What if he would have gone to the lake with the family that weekend?

What if he would have never gotten in that car?

Why did this to happen to my son?

But along the way, he believes that God is leaving him little notes on the door. Notes to remind him that, although horrific things are going to happen in this life, God is working things out for the greater good.

That God knows what it’s like to lose a son.

“I don’t want to put myself on a pedestal,” Mike says. “I’m not the only one who’s gone through this. But I’m going to fight like hell to one day sit next to my son and ask God why all this happened. The Bible says that God protects the chosen ones. I wonder what God knew? I pray for people who want to blame God. I think if you asked Philip right now for a mulligan—for a chance to come back—he wouldn’t take it.”

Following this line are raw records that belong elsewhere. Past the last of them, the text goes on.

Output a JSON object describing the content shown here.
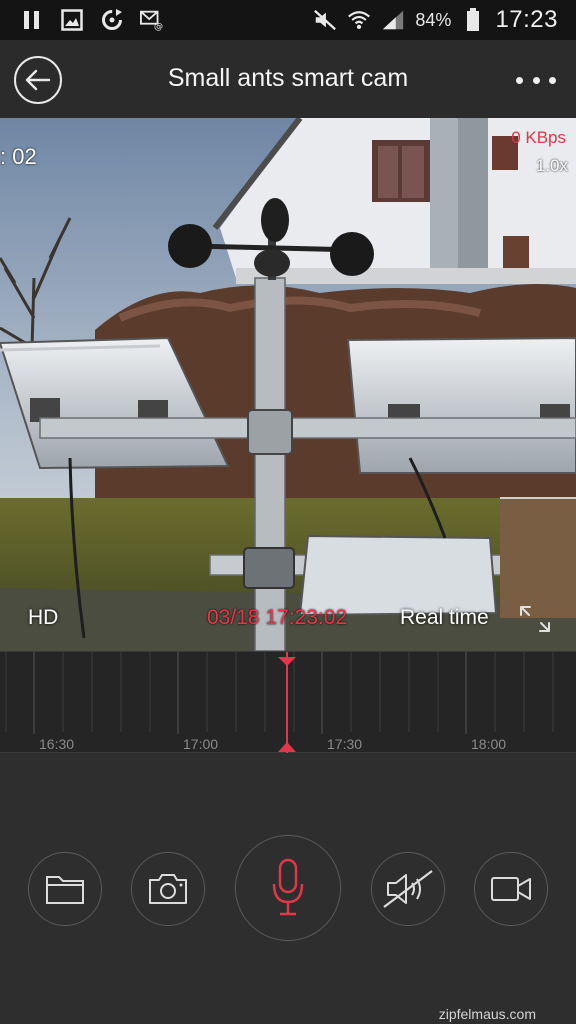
{
  "status_bar": {
    "icons_left": [
      "pause-icon",
      "image-icon",
      "sync-icon",
      "mail-icon"
    ],
    "icons_right": [
      "mute-icon",
      "wifi-icon",
      "signal-icon",
      "battery-icon"
    ],
    "battery": "84%",
    "time": "17:23"
  },
  "app_bar": {
    "back_icon": "back-arrow-icon",
    "title": "Small ants smart cam",
    "more_icon": "more-dots-icon"
  },
  "camera": {
    "left_overlay": ": 02",
    "kbps": "0 KBps",
    "zoom": "1.0x",
    "quality": "HD",
    "timestamp": "03/18 17:23:02",
    "mode": "Real time",
    "fullscreen_icon": "expand-icon",
    "timestamp_color": "#ea3447"
  },
  "timeline": {
    "labels": [
      "16:30",
      "17:00",
      "17:30",
      "18:00"
    ],
    "cursor_color": "#e0384a"
  },
  "controls": {
    "buttons": [
      "folder-icon",
      "camera-icon",
      "microphone-icon",
      "speaker-muted-icon",
      "video-camera-icon"
    ],
    "mic_color": "#e0384a"
  },
  "watermark": "zipfelmaus.com"
}
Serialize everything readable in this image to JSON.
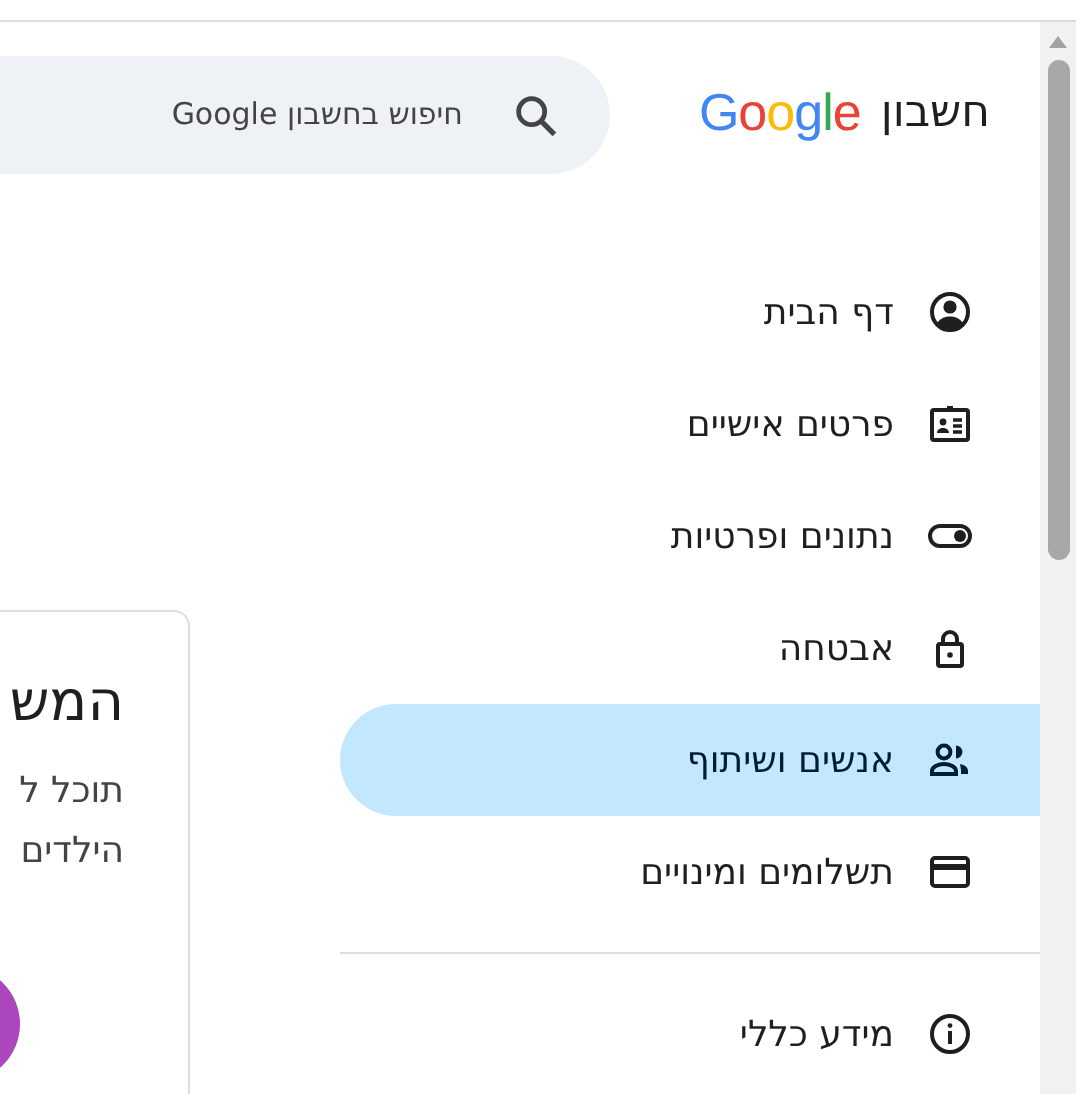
{
  "header": {
    "product": "חשבון",
    "logo": "Google",
    "search": {
      "placeholder": "חיפוש בחשבון Google"
    }
  },
  "nav": {
    "items": [
      {
        "label": "דף הבית",
        "kind": "home",
        "selected": false
      },
      {
        "label": "פרטים אישיים",
        "kind": "personal-info",
        "selected": false
      },
      {
        "label": "נתונים ופרטיות",
        "kind": "data-privacy",
        "selected": false
      },
      {
        "label": "אבטחה",
        "kind": "security",
        "selected": false
      },
      {
        "label": "אנשים ושיתוף",
        "kind": "people",
        "selected": true
      },
      {
        "label": "תשלומים ומינויים",
        "kind": "payments",
        "selected": false
      }
    ],
    "secondary_items": [
      {
        "label": "מידע כללי",
        "kind": "about",
        "selected": false
      }
    ]
  },
  "card": {
    "title": "המש",
    "lines": [
      "תוכל ל",
      "הילדים"
    ]
  }
}
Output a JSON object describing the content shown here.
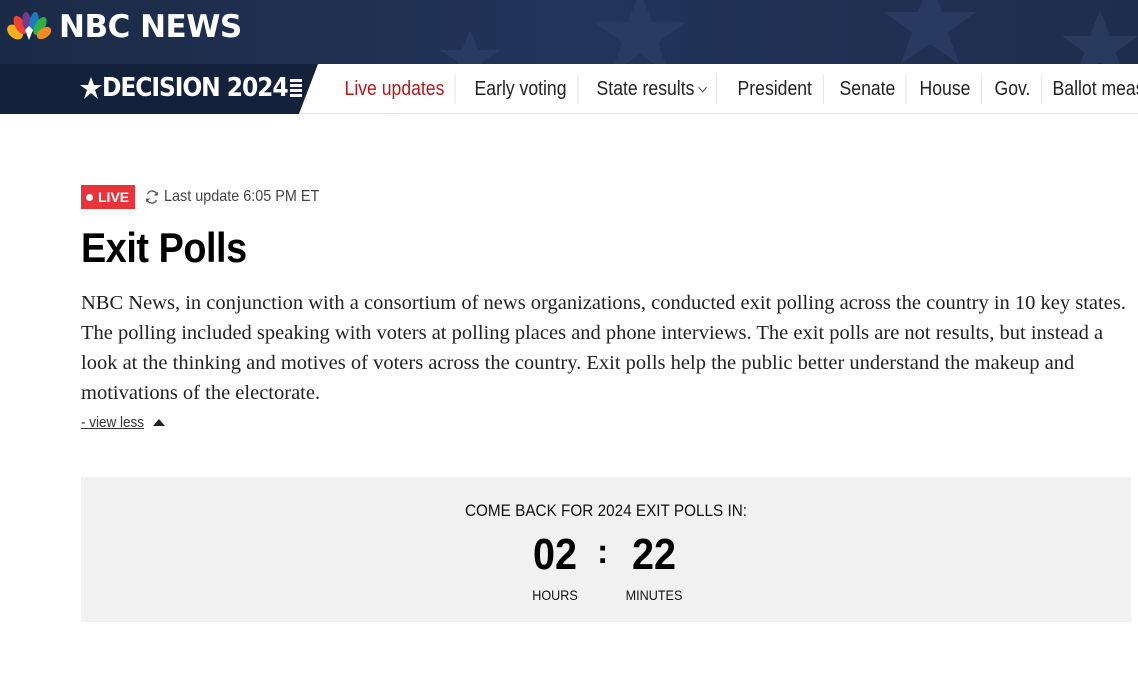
{
  "brand": {
    "name": "NBC NEWS"
  },
  "decision": {
    "label": "DECISION 2024"
  },
  "nav": {
    "items": [
      {
        "label": "Live updates",
        "active": true
      },
      {
        "label": "Early voting"
      },
      {
        "label": "State results",
        "has_dropdown": true
      },
      {
        "label": "President"
      },
      {
        "label": "Senate"
      },
      {
        "label": "House"
      },
      {
        "label": "Gov."
      },
      {
        "label": "Ballot measures"
      }
    ]
  },
  "status": {
    "live_label": "LIVE",
    "last_update": "Last update 6:05 PM ET"
  },
  "page": {
    "title": "Exit Polls",
    "intro": "NBC News, in conjunction with a consortium of news organizations, conducted exit polling across the country in 10 key states. The polling included speaking with voters at polling places and phone interviews. The exit polls are not results, but instead a look at the thinking and motives of voters across the country. Exit polls help the public better understand the makeup and motivations of the electorate.",
    "view_less": "- view less"
  },
  "countdown": {
    "heading": "COME BACK FOR 2024 EXIT POLLS IN:",
    "hours": "02",
    "hours_label": "HOURS",
    "separator": ":",
    "minutes": "22",
    "minutes_label": "MINUTES"
  },
  "colors": {
    "brand_navy": "#1b2a46",
    "live_red": "#e8333b",
    "active_nav": "#b5161a",
    "countdown_bg": "#f1f1f1"
  }
}
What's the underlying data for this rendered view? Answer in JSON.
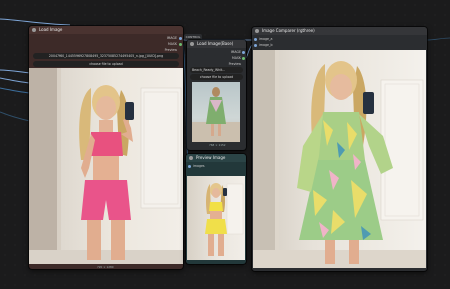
{
  "colors": {
    "canvas": "#1b1b1c",
    "node_brown": "#3d2a28",
    "node_brown_title": "#4a3330",
    "node_dark": "#2b2d30",
    "node_dark_title": "#353639",
    "node_teal": "#22383a",
    "node_teal_title": "#2b4446",
    "wire_blue": "#7fa7d9",
    "wire_dark": "#2f4f6a"
  },
  "load_image_node": {
    "title": "Load Image",
    "outputs": [
      "IMAGE",
      "MASK"
    ],
    "extra_label": "Preview",
    "filename": "20047f60_1445596927808495_32375085274495405_n.jpg_[UUID].png",
    "upload_label": "choose file to upload",
    "size_caption": "720 × 1280"
  },
  "reroute_label": "CONTROL",
  "load_image_small_node": {
    "title": "Load Image(Base)",
    "outputs": [
      "IMAGE",
      "MASK"
    ],
    "extra_label": "Preview",
    "filename": "Beach_Ready_Whit...",
    "upload_label": "choose file to upload",
    "size_caption": "768 × 1152"
  },
  "preview_node": {
    "title": "Preview Image",
    "input": "images"
  },
  "compare_node": {
    "title": "Image Comparer (rgthree)",
    "inputs": [
      "image_a",
      "image_b"
    ]
  }
}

The event that Philip had been asked to emcee was a Fellowship of Christian Athletes gala in Auburn that July. Philip was elated. Yet somehow, he ended up on a farm in Georgia and never made it to the event.

But Mike has stood in for him. Mike does it because he knows there is purpose in his talks. He has taken the sting of Philip’s death and turned that into comfort for other people. He says that in the past he’s kept his faith close to the vest. Now he won’t stop talking about God, whether it’s in front of ten or ten thousand.

“I just see faces,” Mike says.

When others might have caved, Mike built a congregation. While others might have grown bitter, Mike grew a ministry. While others might have cursed God, Mike ran to him. While others might have closed the book on a life, Mike decided to write another chapter.

“Life dug a hole for me and my family,” Mike says. “The world says you can live in this hole. But God says I have a will and a plan. From time to time, He speaks to me. And I hear him saying, “ Slowly, you’re getting it. Slowly, you’re getting it’.”

How do you measure a life?

Perhaps not by the length of it, but by the breadth of it. B

This article was originally published in 2015 on Al Blanton writes inspirational stories of men and women all across the United States.